National Labor Relations Board (NLRB) General Counsel Peter Robb gave a green light to several standard employer policies that had previously been nixed. The Obama era NLRB had taken the position that the policies were unlawful because they could have a “chilling effect” on employees’ exercise of their rights to engage in “protected concerted activity” under Section 7 of the National Labor Relations Act (NLRA). Robb’s memorandum earlier this month specified nine policies that will now be “presumed lawful” under the Act (absent evidence that they are being applied to protected concerted activity).
Here’s what’s back:
• Civility Rules
• Prohibition of recordings or photography
• Bans on insubordination and non-cooperation
• Bans on disruptive behavior
• Protection of confidential and proprietary information
• Policies against defamation or misrepresentation
• Unauthorized use of company logos or intellectual property
• Requiring authorization to speak for the employer.
• Bans on disloyalty, nepotism, or self-enrichment
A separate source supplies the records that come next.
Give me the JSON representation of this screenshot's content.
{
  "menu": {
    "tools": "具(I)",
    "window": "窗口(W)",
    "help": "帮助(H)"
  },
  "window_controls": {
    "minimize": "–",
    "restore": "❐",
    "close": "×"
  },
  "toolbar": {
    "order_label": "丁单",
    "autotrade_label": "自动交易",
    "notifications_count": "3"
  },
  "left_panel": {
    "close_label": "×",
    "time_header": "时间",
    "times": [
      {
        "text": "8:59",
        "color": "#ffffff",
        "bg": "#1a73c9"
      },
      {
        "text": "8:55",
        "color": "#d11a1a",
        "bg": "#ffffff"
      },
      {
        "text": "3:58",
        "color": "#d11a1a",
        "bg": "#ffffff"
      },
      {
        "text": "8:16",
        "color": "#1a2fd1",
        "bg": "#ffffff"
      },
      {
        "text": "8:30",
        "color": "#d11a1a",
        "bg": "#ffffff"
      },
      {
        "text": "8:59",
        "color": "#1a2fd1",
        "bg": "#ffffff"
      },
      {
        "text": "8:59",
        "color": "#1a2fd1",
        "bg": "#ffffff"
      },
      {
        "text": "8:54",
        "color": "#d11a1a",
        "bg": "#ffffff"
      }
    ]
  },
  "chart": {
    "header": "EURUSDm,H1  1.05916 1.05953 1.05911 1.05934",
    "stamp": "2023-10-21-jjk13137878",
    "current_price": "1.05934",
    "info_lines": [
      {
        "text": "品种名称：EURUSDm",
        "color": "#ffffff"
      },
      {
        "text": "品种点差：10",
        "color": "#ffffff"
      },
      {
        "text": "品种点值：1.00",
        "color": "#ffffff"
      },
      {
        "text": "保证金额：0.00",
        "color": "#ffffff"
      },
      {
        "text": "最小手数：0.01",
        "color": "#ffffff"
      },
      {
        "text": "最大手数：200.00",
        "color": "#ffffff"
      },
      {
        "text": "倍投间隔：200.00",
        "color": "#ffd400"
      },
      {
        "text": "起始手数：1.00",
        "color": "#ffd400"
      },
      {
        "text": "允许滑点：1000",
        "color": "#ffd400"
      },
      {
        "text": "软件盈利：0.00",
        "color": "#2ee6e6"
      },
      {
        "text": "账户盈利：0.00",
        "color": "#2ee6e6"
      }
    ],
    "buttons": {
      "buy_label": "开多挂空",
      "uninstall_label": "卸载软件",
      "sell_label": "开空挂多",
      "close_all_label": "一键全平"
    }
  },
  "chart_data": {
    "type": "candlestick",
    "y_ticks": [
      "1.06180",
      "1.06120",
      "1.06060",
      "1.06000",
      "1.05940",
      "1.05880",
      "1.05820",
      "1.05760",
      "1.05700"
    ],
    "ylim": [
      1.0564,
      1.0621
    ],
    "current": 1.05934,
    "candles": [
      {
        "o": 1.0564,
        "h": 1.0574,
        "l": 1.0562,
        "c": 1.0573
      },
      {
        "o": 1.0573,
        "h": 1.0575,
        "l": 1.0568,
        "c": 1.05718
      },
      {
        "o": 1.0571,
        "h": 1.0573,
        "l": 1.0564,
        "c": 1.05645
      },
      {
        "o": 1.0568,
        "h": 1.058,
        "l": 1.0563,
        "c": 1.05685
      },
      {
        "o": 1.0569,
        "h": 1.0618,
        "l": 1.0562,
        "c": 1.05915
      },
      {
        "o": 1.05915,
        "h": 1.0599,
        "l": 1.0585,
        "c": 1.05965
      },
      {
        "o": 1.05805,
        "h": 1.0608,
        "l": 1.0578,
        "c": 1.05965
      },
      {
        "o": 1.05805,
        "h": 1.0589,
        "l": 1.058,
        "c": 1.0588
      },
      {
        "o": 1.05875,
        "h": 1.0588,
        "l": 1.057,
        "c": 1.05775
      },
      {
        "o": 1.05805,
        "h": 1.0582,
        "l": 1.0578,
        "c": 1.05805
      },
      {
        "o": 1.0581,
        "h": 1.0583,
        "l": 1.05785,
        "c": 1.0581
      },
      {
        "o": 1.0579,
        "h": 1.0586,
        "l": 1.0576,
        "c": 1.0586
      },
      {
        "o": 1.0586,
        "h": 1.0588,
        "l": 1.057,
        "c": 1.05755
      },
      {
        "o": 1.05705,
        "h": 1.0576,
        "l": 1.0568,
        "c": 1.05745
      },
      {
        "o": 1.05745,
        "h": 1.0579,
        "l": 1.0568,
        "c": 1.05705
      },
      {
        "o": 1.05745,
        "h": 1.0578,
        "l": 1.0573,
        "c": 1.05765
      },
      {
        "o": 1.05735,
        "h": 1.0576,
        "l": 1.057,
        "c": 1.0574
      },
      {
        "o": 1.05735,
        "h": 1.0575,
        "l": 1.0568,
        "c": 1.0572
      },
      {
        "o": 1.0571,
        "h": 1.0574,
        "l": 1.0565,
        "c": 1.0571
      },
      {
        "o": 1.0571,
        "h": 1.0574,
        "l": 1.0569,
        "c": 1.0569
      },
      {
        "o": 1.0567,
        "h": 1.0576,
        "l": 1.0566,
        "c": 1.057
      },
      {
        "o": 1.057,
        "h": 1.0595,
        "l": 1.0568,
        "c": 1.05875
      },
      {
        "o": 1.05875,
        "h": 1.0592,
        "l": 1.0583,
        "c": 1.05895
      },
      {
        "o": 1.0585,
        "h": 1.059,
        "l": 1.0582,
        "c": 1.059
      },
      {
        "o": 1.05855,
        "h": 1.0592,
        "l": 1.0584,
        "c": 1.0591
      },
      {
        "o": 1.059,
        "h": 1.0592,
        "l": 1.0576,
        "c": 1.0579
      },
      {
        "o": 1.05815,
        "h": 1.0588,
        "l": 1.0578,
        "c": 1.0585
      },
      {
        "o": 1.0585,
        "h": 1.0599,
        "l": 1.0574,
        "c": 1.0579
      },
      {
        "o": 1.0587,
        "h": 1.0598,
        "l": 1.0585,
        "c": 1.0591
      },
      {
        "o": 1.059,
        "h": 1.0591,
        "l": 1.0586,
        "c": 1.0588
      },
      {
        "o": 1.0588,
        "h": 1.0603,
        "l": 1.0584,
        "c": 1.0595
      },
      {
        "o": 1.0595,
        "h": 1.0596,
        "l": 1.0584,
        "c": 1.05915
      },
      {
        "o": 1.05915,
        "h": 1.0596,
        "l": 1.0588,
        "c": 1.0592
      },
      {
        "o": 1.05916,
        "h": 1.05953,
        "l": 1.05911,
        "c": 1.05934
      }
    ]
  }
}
The devil’s in the details, and Attorney Robin Shea adds clarification in a new article on the GEA website. She also reviews workplace rules that continue to be presumed unlawful under NLRA and some “gray area” policies that can come under scrutiny by the Office of the General Counsel.